In so many posts this blog has documented how the civil society sector is increasingly affected by a whole range of disruptions, many of which have the potential to undermine if not destroy the work of local, national and international civil society organisations (CSOs). In order to survive and thrive in a disruptive environment CSOs will have to continuously transform themselves, adapting to fundamental changes, overcoming critical challenges and seizing new opportunities.
CSOs’ need for continuous transformation demands a very different leadership style. While traditional leaders had to stand for stability and consistency, transformational leadership has to stand for flexibility and adaptability. While traditional leaders embody continuity, transformational leaders embody change.
Over the past few years the Centre has supported many CSOs with coming to terms with disruption. In the course of our work we have identified seven key strategies used by transformational leaders. Here we will look at the first three strategies and in next week’s blog at the remaining four.
Look to the outside
This is probably the single most important strategy as organisations tend to focus their leaders’ attention on the inside: two colleagues have a conflict that needs to be resolved; the last board decision is stuck in bureaucracy and needs to be rescued; a new IT system needs to be procured; etc. While all of these are important management tasks, the organisation’s future will be decided in the outside world: Transformational leadership will dedicate most of their time on coming to terms with external developments such as partners’ changing needs, the shift in donors’ interests, effects of environmental destruction on the organisation’s work, the changing terms of poverty, shrinking space for civil society action, etc.
Look to the future
Similarly important is the perspective towards the future. Having advised many CSOs on organisational change we have often observed a focus on resolving the problems of the past.
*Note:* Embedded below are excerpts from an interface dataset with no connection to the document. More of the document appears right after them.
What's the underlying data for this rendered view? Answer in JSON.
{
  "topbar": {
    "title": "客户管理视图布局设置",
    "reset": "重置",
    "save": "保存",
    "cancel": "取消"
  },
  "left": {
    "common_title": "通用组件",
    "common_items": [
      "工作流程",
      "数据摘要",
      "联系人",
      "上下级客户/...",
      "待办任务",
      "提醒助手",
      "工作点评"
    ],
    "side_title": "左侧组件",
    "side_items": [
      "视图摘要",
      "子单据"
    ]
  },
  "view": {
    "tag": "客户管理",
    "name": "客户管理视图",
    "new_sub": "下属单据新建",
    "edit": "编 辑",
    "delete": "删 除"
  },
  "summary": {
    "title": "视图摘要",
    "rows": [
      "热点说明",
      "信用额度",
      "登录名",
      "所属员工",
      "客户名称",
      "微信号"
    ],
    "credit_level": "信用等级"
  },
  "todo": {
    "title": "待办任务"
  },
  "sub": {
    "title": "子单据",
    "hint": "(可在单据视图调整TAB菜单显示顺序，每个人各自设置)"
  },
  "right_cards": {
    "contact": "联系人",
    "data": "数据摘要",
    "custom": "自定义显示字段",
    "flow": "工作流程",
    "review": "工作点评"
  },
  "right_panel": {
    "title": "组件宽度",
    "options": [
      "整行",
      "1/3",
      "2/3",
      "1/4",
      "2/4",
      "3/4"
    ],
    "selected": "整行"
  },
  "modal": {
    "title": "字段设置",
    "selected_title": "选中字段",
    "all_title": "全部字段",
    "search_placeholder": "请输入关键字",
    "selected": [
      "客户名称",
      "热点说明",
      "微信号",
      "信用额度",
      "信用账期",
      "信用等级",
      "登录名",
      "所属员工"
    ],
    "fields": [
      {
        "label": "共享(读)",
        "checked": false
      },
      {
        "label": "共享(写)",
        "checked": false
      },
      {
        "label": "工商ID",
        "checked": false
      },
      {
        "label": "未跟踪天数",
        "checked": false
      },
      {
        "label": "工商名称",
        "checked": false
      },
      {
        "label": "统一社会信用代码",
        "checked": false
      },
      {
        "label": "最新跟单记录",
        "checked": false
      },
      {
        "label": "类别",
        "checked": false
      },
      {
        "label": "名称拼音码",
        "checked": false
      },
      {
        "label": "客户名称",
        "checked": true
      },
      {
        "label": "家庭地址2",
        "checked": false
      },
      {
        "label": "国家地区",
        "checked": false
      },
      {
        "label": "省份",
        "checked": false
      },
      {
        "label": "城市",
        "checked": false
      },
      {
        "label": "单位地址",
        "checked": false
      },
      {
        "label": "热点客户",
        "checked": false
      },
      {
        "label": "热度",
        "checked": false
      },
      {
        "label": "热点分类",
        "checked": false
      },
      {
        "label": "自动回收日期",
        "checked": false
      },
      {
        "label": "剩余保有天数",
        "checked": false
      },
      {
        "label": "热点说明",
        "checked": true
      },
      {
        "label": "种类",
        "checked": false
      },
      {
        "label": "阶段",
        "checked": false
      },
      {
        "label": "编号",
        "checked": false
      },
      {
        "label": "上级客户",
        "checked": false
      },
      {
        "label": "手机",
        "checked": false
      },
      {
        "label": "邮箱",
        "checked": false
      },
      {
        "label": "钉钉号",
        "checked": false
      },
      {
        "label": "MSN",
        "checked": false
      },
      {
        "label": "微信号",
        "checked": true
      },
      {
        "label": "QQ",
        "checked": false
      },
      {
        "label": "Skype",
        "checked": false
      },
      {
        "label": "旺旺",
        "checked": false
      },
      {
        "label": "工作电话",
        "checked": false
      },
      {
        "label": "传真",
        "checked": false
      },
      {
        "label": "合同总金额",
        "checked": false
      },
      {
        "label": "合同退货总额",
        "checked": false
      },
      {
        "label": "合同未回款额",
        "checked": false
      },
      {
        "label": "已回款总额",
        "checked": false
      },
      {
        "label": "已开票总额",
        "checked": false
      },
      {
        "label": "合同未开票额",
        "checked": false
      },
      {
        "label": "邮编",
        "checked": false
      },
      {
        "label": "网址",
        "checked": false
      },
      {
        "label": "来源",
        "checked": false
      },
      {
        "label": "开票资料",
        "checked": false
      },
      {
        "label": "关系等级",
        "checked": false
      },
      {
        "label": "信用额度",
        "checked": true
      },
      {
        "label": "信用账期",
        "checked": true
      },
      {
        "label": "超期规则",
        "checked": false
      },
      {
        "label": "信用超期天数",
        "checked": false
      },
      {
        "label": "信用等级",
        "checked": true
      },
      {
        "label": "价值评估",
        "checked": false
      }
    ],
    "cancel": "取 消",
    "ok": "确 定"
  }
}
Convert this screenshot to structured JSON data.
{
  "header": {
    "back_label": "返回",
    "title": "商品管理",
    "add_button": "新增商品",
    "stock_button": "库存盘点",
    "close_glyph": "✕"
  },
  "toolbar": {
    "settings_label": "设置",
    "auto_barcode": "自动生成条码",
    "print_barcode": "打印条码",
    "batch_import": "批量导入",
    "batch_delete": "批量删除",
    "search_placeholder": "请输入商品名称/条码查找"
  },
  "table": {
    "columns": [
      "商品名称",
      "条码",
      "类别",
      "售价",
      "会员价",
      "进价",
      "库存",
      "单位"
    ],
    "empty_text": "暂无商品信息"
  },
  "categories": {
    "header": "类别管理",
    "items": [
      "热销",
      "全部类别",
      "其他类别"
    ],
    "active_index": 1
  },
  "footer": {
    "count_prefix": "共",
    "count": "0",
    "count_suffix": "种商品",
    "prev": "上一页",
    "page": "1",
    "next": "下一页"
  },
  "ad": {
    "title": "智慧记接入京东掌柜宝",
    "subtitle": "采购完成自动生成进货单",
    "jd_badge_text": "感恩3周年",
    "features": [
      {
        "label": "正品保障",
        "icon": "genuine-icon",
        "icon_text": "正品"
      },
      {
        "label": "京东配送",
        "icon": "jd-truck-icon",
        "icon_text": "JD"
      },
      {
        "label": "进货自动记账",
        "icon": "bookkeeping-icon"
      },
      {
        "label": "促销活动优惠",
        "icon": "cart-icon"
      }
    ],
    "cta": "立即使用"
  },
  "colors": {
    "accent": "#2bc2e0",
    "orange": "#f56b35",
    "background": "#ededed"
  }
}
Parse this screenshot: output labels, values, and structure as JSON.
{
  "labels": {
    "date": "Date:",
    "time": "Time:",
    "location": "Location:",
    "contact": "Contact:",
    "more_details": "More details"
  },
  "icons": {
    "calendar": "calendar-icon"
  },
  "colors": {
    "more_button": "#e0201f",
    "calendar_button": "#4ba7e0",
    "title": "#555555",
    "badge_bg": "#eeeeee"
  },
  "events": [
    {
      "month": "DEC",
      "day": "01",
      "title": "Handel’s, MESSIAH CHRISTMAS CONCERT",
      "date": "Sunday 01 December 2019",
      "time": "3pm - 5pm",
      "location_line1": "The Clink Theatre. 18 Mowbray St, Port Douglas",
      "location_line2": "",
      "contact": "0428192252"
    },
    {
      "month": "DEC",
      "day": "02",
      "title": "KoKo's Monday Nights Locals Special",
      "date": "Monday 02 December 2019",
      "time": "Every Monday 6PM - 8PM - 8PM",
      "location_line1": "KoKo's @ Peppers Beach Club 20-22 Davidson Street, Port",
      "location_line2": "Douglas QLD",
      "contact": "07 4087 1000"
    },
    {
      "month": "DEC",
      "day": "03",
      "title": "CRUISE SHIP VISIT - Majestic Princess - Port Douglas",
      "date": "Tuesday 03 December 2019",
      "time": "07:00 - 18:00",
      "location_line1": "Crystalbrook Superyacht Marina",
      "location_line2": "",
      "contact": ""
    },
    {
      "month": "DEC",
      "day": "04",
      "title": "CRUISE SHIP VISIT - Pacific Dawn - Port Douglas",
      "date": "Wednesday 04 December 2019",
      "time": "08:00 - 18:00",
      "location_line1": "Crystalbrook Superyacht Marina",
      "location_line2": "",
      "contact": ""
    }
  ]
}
When an analysis of organisational shortcomings starts with the observation: “Over the past five years…” we are in trouble. Probably the main reason for widely spread change fatigue is that we tend to resolve the problems of the past rather than the ones of the future. We go through lengthy processes of analysis, consultation, decision making and implementation only to find that, once the change process finally has been concluded the world has moved on and we need another round of reform. Transformational leaders will set up their organisation to meet the requirements of the future, not the ones of the past.
Lead by vision
Our sector has benefited a lot by adopting many of the professional management approaches pioneered by business. However, together with the terms of efficient management – and together with a growing number of business executives we have hired into our sector – we have often lost some of the magic that makes our sector so special: our vision of a peaceful just and sustainable world. We are leading our organisations based on financial growth figures, return on investment (ROI), cost effectiveness, etc. rather than based on the vision of a world without poverty or a world where mankind lives in peace with nature, or a world without violence, etc. Especially at times of frequent disruption we have to re-discover our vision of a better world as the most important driver of change in our organisations. The vast majority of people working for CSOs are driven by the desire to save children, to preserve the environment, etc. Explaining the need for change to them on the basis of increasing the ROI is a terrible idea – convincing them that change will allow us to save more children is a good one.
Are you employing these or other strategies to drive change in your organisation? What are your experiences? What works best in leading change?
Please join us again next week for another four strategies of transformational leadership.